Exercise details> The response must contain every line from the records below that has "this".

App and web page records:
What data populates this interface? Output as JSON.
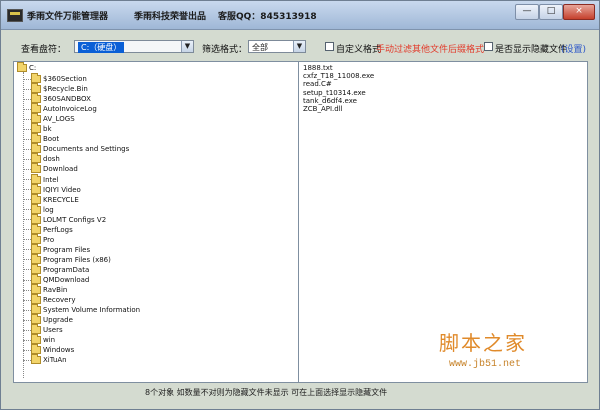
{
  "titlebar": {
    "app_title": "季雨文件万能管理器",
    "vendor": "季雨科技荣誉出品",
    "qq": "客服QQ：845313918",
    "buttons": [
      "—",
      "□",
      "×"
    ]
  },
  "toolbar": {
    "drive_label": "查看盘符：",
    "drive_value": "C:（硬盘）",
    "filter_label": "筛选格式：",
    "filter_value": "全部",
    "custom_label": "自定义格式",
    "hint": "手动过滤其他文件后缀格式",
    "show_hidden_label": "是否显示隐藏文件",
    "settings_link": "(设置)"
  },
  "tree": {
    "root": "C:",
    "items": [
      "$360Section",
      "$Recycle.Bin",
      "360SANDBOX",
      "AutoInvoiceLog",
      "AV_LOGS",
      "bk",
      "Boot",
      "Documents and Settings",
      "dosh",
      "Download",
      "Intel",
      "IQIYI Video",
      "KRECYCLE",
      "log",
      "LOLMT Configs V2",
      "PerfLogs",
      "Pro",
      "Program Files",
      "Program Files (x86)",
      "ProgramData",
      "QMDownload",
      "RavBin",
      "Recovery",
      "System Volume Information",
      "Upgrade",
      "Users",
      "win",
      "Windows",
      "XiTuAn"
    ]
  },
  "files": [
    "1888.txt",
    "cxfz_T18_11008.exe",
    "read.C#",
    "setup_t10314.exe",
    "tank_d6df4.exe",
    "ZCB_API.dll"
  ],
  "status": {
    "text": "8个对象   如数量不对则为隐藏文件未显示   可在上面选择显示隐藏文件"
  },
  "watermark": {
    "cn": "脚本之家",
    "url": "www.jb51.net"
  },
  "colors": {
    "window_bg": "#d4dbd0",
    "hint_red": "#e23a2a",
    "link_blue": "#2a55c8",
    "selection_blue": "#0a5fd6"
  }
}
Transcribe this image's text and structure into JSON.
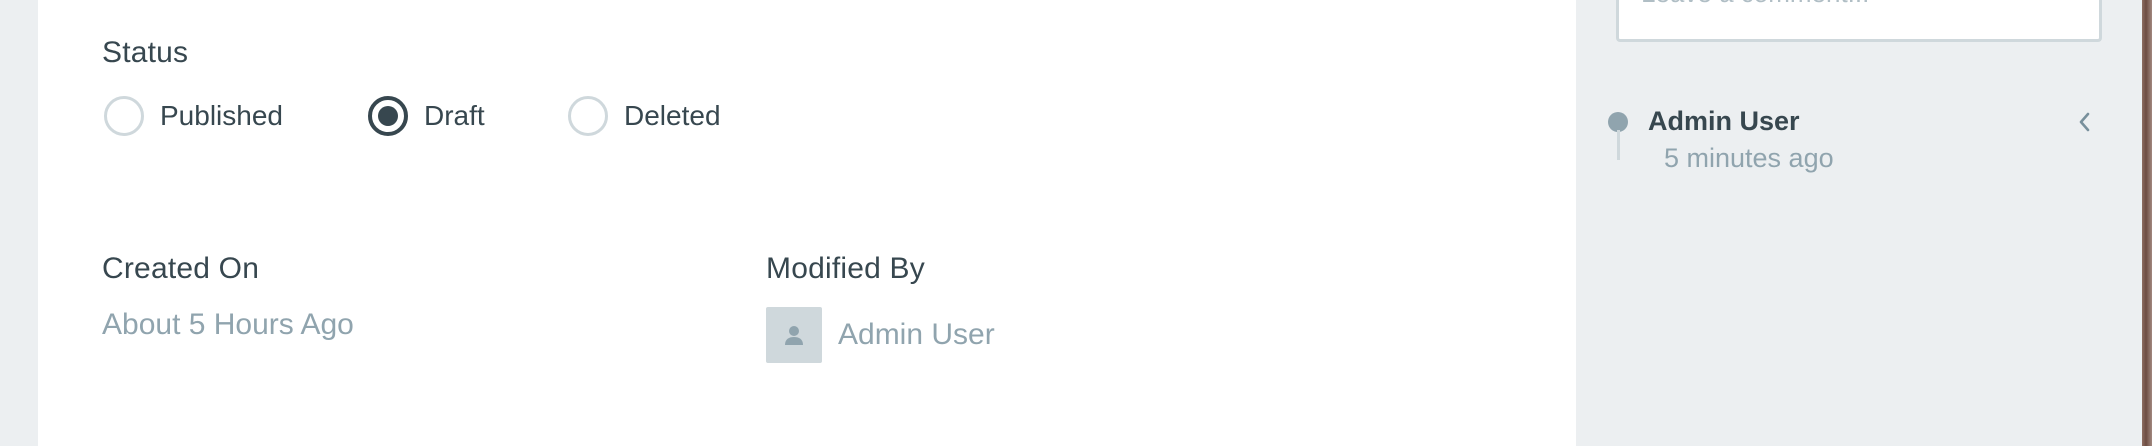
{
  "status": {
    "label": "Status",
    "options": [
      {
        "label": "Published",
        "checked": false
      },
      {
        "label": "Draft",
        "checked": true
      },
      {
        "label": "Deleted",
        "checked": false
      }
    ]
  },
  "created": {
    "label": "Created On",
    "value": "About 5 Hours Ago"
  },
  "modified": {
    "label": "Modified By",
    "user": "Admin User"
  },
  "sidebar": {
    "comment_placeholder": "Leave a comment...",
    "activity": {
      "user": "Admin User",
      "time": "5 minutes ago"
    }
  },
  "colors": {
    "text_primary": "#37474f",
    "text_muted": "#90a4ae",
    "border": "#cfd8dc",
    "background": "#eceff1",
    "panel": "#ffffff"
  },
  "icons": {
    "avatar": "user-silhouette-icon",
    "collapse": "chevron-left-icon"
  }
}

Output>
What data populates this interface? Output as JSON.
Transcribe this image's text and structure into JSON.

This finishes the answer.